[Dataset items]

+++

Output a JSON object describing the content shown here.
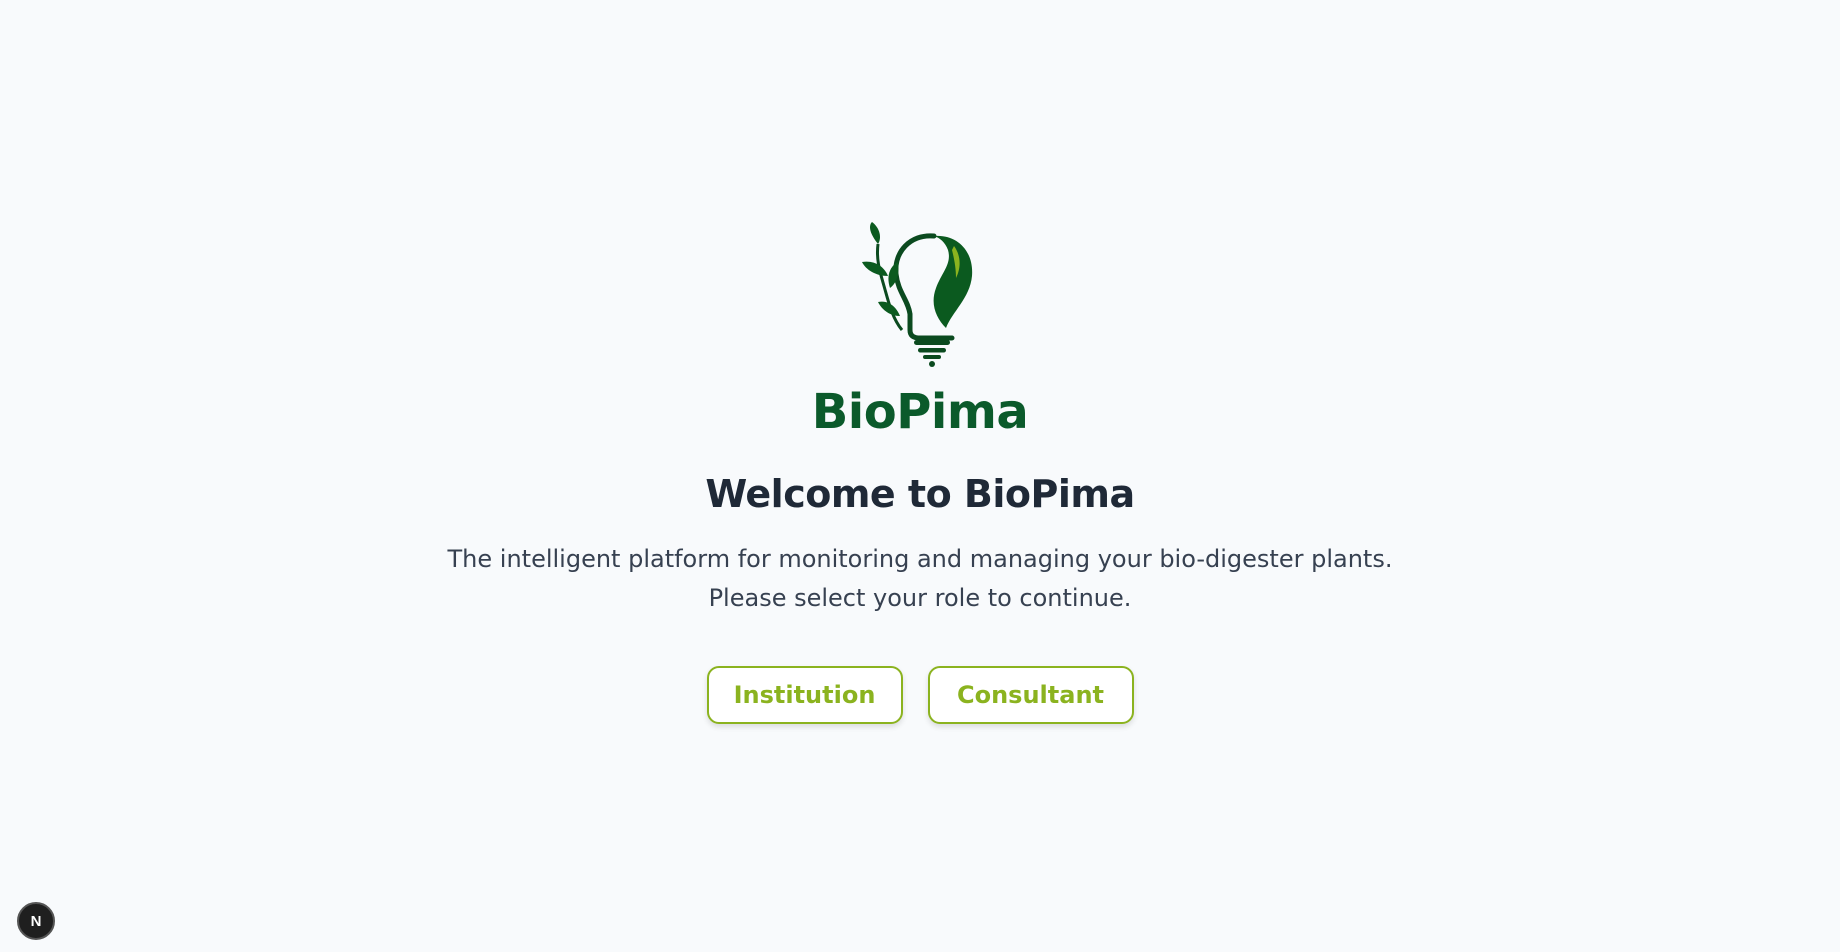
{
  "brand": {
    "name": "BioPima",
    "logo_icon": "lightbulb-leaf-logo",
    "primary_color": "#0b5a2b",
    "accent_color": "#8bb31f"
  },
  "welcome": {
    "title": "Welcome to BioPima",
    "subtitle_line1": "The intelligent platform for monitoring and managing your bio-digester plants.",
    "subtitle_line2": "Please select your role to continue."
  },
  "roles": {
    "institution_label": "Institution",
    "consultant_label": "Consultant"
  },
  "dev_indicator": {
    "label": "N"
  }
}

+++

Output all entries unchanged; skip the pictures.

● **THE COMPLETED TASK**
Output a JSON object describing the content shown here.
{
  "brand": {
    "name": "BioPima",
    "logo_icon": "lightbulb-leaf-logo",
    "primary_color": "#0b5a2b",
    "accent_color": "#8bb31f"
  },
  "welcome": {
    "title": "Welcome to BioPima",
    "subtitle_line1": "The intelligent platform for monitoring and managing your bio-digester plants.",
    "subtitle_line2": "Please select your role to continue."
  },
  "roles": {
    "institution_label": "Institution",
    "consultant_label": "Consultant"
  },
  "dev_indicator": {
    "label": "N"
  }
}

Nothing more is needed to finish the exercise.